3. The Means: Die to Yourself. The way a person enters into relationship to God and eternal life is brokenness, humility, repentance from sin, and child-like trust in God’s ability to save us through Jesus’ atonement. All these words describe a death to self process that helps us grow the character of God in our lives (Luke 9:23, Mark 8:34, 35 and 1 Corinthians 15:31).
4. The Result: Really Live! When we turn from our sins and give God his rightful place in our hearts, we come into alignment with the Kingdom of God and his righteous rule of truth and love. We become children of God who will be a part of his family forever–both in this life and the next.
Now let’s look at the Koranic “Good News,” or what is required to be pleasing to Allah.
Koranic Good News
1. The Ultimatum: Submit. Islam literally means “submission to God” (Koran 3:19). It is not really an invitation, but a command for a person to do every aspect of the will of Allah.
2. The Promise: Eternal Lust (Men Only). From the very beginning, Mohammed encouraged his fighters to die for the faith, promising them that death by jhad would guarantee them Paradise (jannah) which included exclusive access to seventy virgins (houris) who would satisfy their sexual appetites forever (E.g. Koran 56:22, 78:33 and Hadith 2687).
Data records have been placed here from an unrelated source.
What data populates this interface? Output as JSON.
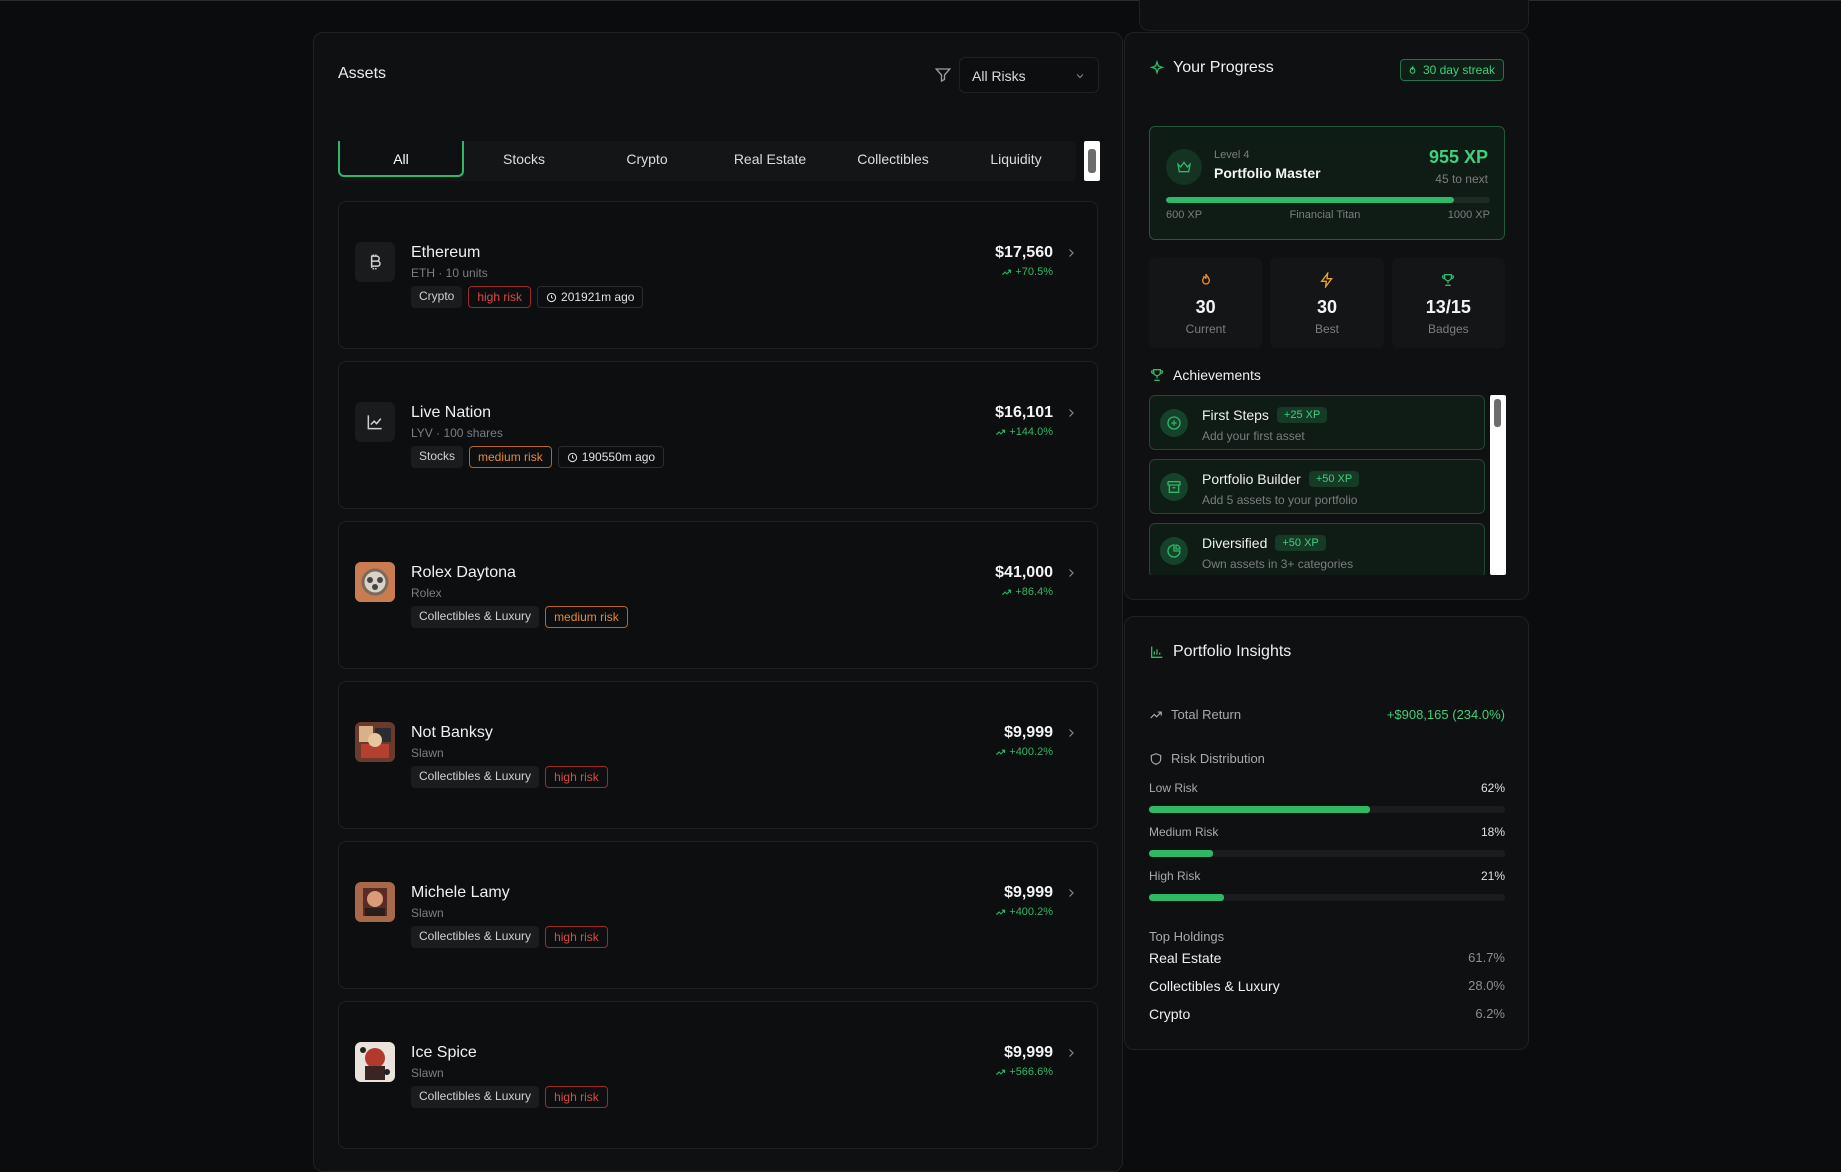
{
  "assets": {
    "title": "Assets",
    "risk_filter": "All Risks",
    "tabs": [
      "All",
      "Stocks",
      "Crypto",
      "Real Estate",
      "Collectibles",
      "Liquidity"
    ],
    "items": [
      {
        "name": "Ethereum",
        "sub": "ETH · 10 units",
        "category": "Crypto",
        "risk": "high risk",
        "risk_level": "high",
        "time": "201921m ago",
        "value": "$17,560",
        "change": "+70.5%",
        "icon": "bitcoin-icon"
      },
      {
        "name": "Live Nation",
        "sub": "LYV · 100 shares",
        "category": "Stocks",
        "risk": "medium risk",
        "risk_level": "medium",
        "time": "190550m ago",
        "value": "$16,101",
        "change": "+144.0%",
        "icon": "chart-line-icon"
      },
      {
        "name": "Rolex Daytona",
        "sub": "Rolex",
        "category": "Collectibles & Luxury",
        "risk": "medium risk",
        "risk_level": "medium",
        "time": "",
        "value": "$41,000",
        "change": "+86.4%",
        "icon": "watch-photo"
      },
      {
        "name": "Not Banksy",
        "sub": "Slawn",
        "category": "Collectibles & Luxury",
        "risk": "high risk",
        "risk_level": "high",
        "time": "",
        "value": "$9,999",
        "change": "+400.2%",
        "icon": "art-photo"
      },
      {
        "name": "Michele Lamy",
        "sub": "Slawn",
        "category": "Collectibles & Luxury",
        "risk": "high risk",
        "risk_level": "high",
        "time": "",
        "value": "$9,999",
        "change": "+400.2%",
        "icon": "art-photo"
      },
      {
        "name": "Ice Spice",
        "sub": "Slawn",
        "category": "Collectibles & Luxury",
        "risk": "high risk",
        "risk_level": "high",
        "time": "",
        "value": "$9,999",
        "change": "+566.6%",
        "icon": "art-photo"
      }
    ]
  },
  "progress": {
    "title": "Your Progress",
    "streak": "30 day streak",
    "level_label": "Level 4",
    "level_name": "Portfolio Master",
    "xp": "955 XP",
    "xp_next": "45 to next",
    "xp_fraction": 0.8875,
    "xp_min": "600 XP",
    "next_level": "Financial Titan",
    "xp_max": "1000 XP",
    "stats": [
      {
        "value": "30",
        "label": "Current",
        "icon": "flame-icon"
      },
      {
        "value": "30",
        "label": "Best",
        "icon": "bolt-icon"
      },
      {
        "value": "13/15",
        "label": "Badges",
        "icon": "trophy-icon"
      }
    ],
    "achievements_title": "Achievements",
    "achievements": [
      {
        "title": "First Steps",
        "xp": "+25 XP",
        "desc": "Add your first asset",
        "icon": "plus-circle-icon"
      },
      {
        "title": "Portfolio Builder",
        "xp": "+50 XP",
        "desc": "Add 5 assets to your portfolio",
        "icon": "archive-icon"
      },
      {
        "title": "Diversified",
        "xp": "+50 XP",
        "desc": "Own assets in 3+ categories",
        "icon": "pie-chart-icon"
      }
    ]
  },
  "insights": {
    "title": "Portfolio Insights",
    "total_return_label": "Total Return",
    "total_return": "+$908,165 (234.0%)",
    "risk_title": "Risk Distribution",
    "risks": [
      {
        "label": "Low Risk",
        "pct": "62%",
        "value": 62
      },
      {
        "label": "Medium Risk",
        "pct": "18%",
        "value": 18
      },
      {
        "label": "High Risk",
        "pct": "21%",
        "value": 21
      }
    ],
    "holdings_title": "Top Holdings",
    "holdings": [
      {
        "name": "Real Estate",
        "pct": "61.7%"
      },
      {
        "name": "Collectibles & Luxury",
        "pct": "28.0%"
      },
      {
        "name": "Crypto",
        "pct": "6.2%"
      }
    ]
  },
  "colors": {
    "accent": "#2fb866",
    "high_risk": "#e04848",
    "medium_risk": "#e5883a",
    "background": "#0b0c0d"
  }
}
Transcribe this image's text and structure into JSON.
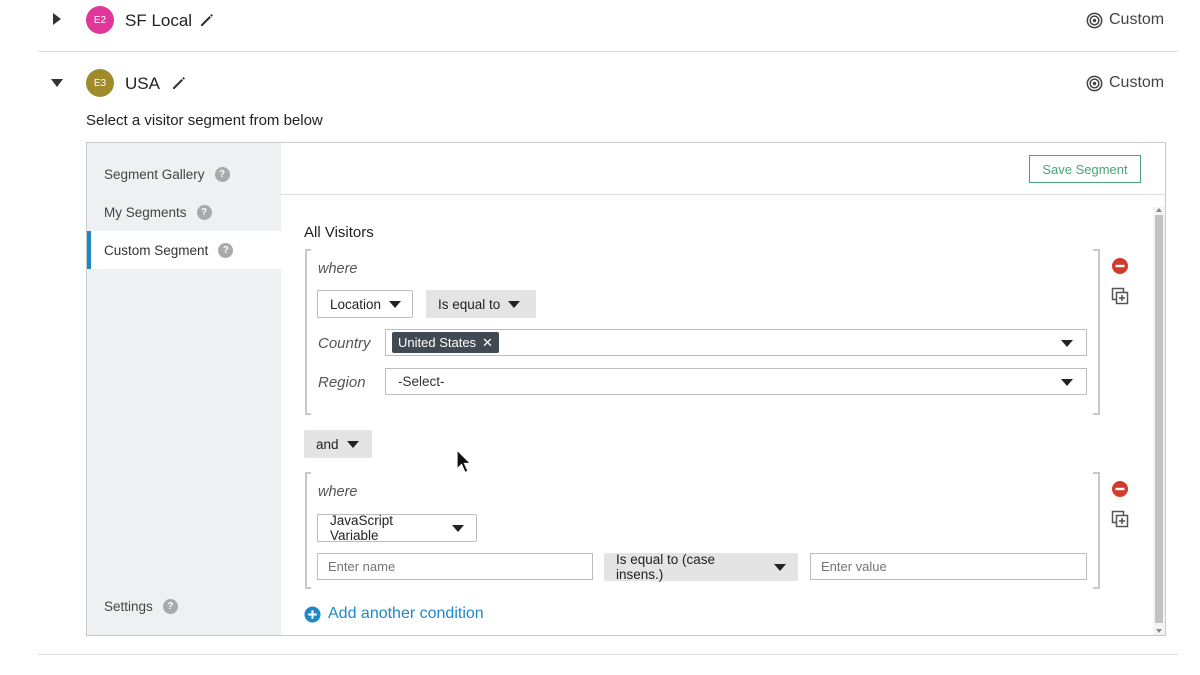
{
  "variations": [
    {
      "code": "E2",
      "name": "SF Local",
      "badge_color": "#e0369a",
      "expanded": false,
      "type_label": "Custom"
    },
    {
      "code": "E3",
      "name": "USA",
      "badge_color": "#a08a2c",
      "expanded": true,
      "type_label": "Custom"
    }
  ],
  "instruction": "Select a visitor segment from below",
  "sidebar": {
    "items": [
      {
        "label": "Segment Gallery",
        "active": false
      },
      {
        "label": "My Segments",
        "active": false
      },
      {
        "label": "Custom Segment",
        "active": true
      }
    ],
    "settings_label": "Settings",
    "help_glyph": "?"
  },
  "save_segment_label": "Save Segment",
  "all_visitors_label": "All Visitors",
  "condition1": {
    "where_label": "where",
    "attribute": "Location",
    "operator": "Is equal to",
    "country_label": "Country",
    "country_selected": "United States",
    "chip_remove_glyph": "✕",
    "region_label": "Region",
    "region_placeholder": "-Select-"
  },
  "conjunction": "and",
  "condition2": {
    "where_label": "where",
    "attribute": "JavaScript Variable",
    "name_placeholder": "Enter name",
    "operator": "Is equal to (case insens.)",
    "value_placeholder": "Enter value"
  },
  "add_condition_label": "Add another condition",
  "colors": {
    "accent": "#1e88c8",
    "save_green": "#4aa37a",
    "remove_red": "#d33a2c",
    "chip_bg": "#414a52"
  },
  "icons": {
    "expand": "caret-right-icon",
    "collapse": "caret-down-icon",
    "edit": "pencil-icon",
    "custom_type": "target-icon",
    "remove": "minus-circle-icon",
    "duplicate": "duplicate-icon",
    "add": "plus-circle-icon"
  }
}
3. The Means: Death to Infidels. Though Islam encourages death to earthly appetites and passions (such as fasting furing Ramadan), the greatest reward is reserved for those who kill infidels (any non-Muslim) to advance Muslim dominance in the world (umma). Koranic examples: 9:123 – “Believers, make war on the infidels who dwell around you,” and 47:4 – “When you meet the unbelievers in the battlefield strike off their heads and, when you have laid them low, bind your captives firmly.”
4. The Result: Many Die. When radical Muslims take the Koran at its word, you get the 9-11 disaster of thousands dying, or the recent beheadings of American journalists by ISIS.
As you can see, the Biblical and Koranic Gospels are extremely different:
- The God of the Bible invites people to come, live, die to sin, and really live.
- The God of the Koran demands that people submit, lust, murder others, and force the world under sharia law.
Which message do you think is really Good News?
I sincerely hope in the coming months that we as individuals and nations understand the radical difference between the Biblical and Muslim gospels.
Only one is true–and is worth believing and living for.